DATASET RECORDS:
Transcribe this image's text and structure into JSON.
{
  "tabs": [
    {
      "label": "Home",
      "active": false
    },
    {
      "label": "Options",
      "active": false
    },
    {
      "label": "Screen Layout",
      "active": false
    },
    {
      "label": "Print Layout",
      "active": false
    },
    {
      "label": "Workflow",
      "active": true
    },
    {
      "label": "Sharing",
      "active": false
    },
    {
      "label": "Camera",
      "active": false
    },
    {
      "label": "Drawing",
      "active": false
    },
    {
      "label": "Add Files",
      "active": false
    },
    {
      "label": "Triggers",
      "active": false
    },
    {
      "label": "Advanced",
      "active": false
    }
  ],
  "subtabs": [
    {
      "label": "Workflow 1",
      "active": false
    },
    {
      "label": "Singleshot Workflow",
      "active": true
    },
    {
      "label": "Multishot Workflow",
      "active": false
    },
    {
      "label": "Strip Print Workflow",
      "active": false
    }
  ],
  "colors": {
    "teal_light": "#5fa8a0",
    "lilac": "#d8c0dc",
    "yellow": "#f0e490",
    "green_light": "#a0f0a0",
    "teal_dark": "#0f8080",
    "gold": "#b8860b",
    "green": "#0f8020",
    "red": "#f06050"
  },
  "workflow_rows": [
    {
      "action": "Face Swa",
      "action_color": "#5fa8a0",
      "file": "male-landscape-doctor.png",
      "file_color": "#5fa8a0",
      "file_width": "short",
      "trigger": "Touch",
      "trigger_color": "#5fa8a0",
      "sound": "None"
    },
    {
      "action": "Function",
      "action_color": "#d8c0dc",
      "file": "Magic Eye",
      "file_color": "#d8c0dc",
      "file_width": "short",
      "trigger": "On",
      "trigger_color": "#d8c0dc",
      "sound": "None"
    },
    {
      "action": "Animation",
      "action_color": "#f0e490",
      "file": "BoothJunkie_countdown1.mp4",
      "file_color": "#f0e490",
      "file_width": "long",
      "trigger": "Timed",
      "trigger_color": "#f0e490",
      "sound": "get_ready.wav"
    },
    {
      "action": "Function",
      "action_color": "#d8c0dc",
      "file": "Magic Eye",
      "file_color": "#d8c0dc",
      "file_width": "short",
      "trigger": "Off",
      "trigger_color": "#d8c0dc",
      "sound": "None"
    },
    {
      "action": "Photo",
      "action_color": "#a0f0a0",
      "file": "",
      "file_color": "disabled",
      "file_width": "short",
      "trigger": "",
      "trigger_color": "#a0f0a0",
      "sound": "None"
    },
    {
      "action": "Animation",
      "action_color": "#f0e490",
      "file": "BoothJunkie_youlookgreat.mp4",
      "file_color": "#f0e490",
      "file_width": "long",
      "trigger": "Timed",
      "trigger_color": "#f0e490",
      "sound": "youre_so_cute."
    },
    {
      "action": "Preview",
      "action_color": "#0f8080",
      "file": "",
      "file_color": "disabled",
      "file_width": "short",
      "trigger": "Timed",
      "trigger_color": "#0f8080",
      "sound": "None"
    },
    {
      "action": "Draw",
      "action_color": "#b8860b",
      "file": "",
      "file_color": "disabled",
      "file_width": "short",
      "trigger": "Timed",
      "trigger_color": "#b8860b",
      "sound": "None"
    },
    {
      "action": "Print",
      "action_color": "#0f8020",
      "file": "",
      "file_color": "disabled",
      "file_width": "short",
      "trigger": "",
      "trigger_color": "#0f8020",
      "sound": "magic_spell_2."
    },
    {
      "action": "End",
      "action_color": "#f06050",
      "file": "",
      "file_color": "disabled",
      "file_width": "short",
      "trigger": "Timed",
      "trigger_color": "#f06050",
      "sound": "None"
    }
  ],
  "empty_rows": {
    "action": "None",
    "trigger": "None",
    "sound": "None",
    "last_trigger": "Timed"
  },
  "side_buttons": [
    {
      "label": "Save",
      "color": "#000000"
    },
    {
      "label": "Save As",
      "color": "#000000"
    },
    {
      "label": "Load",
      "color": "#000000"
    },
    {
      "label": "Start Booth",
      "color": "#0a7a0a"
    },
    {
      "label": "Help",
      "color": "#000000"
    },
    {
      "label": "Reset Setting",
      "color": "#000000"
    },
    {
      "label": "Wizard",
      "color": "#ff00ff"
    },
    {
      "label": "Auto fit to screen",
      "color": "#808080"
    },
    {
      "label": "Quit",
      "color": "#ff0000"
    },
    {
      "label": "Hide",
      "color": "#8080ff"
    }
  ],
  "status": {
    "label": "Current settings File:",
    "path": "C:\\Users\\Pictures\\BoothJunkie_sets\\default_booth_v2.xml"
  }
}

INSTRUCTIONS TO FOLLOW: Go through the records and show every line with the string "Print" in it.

FINISHED EXERCISE:
      "label": "Print Layout",
      "label": "Strip Print Workflow",
      "action": "Print",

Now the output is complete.